I was reliving my teens and twenties as we flipped through those albums.
I can see how streaming is important. It accounts for most of the music “sold” now but you just can’t beat slipping the record out of its sleeve, placing it on the turntable, precisely positioning the needle onto the clear edge just before the grooves begin.
Listening to a record just seems richer, fuller, warmer — a religious experience amplified by reading the notes on the back of the cover and then admiring the artwork on the front.
And a “religious experience” may be what we need to save our teeth — really!
We have been clenching our teeth in the last two years and dentists have noticed. The Omaha World-Herald quoted a local dentist who said he has seen a 10 percent increase in the number of patients complaining of jaw pain and it is all because we’ve been clenching our jaws or grinding our teeth.
The more anxious we are — think the pandemic, politics, shootings, racial strife — the more we clench and that, those Nebraska dentists claim, leads to headaches, jaw soreness, even fractured teeth.
The dentists say bad posture from slumping over your laptop on the dining room table causes problems, too, and, in one Nebraska dentist’s view, adds up to the perfect storm — stress, posture issues, grinding.
Take Advil or Motrin if the doctor says it is OK. Avoid chewing gum because the chewing motion can make your teeth feel worse. Modify your diet with softer foods that don’t require a lot of chewing. Check your posture. Get your dentist to fit you for a mouth guard so you don’t “grind” all night.

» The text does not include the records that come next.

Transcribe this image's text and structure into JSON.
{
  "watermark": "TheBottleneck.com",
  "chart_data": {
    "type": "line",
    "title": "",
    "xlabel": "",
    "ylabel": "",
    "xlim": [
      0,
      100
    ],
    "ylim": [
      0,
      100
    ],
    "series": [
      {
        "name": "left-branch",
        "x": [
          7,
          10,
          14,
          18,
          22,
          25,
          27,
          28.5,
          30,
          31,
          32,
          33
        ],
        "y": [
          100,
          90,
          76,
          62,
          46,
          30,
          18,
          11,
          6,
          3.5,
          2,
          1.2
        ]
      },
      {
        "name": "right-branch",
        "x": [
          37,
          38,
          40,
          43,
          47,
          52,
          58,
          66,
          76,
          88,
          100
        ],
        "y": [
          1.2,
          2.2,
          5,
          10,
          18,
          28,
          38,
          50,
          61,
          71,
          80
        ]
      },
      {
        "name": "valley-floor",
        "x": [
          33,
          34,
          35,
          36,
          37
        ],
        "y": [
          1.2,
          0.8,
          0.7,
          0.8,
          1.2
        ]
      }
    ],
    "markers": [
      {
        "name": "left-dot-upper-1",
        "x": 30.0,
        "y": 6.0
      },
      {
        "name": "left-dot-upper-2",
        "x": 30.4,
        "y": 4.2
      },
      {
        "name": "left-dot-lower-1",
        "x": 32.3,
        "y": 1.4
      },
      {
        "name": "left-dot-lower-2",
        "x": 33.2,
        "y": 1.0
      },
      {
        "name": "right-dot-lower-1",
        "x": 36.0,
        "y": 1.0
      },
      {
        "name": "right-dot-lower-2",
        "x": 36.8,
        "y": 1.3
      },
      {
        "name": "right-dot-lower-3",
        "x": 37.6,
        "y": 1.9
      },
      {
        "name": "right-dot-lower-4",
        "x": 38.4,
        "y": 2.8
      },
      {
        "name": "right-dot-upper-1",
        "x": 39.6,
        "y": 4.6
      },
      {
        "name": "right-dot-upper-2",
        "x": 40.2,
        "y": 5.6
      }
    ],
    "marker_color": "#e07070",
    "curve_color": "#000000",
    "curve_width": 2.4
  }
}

And, of course, find a way to relieve your stress.
Hmmmmm. Sounds like a little Dr Pepper (or wine for those who imbibe), music you like on that new turntable you just bought, and an evening scrutinizing those liner notes and album cover. Lying on the living room floor, of course.
Since this is our last issue — and my last column — for 2021, I must thank you for looking this way every four weeks. Your eyes have many choices, and we all compete for your time, so I strive to make these Tales interesting. Even if they are not, I am still grateful that you took the time to peek at Lake Houston’s only locally owned news source. We’ve got photos and articles about happenings in Lake Houston that nobody else covers.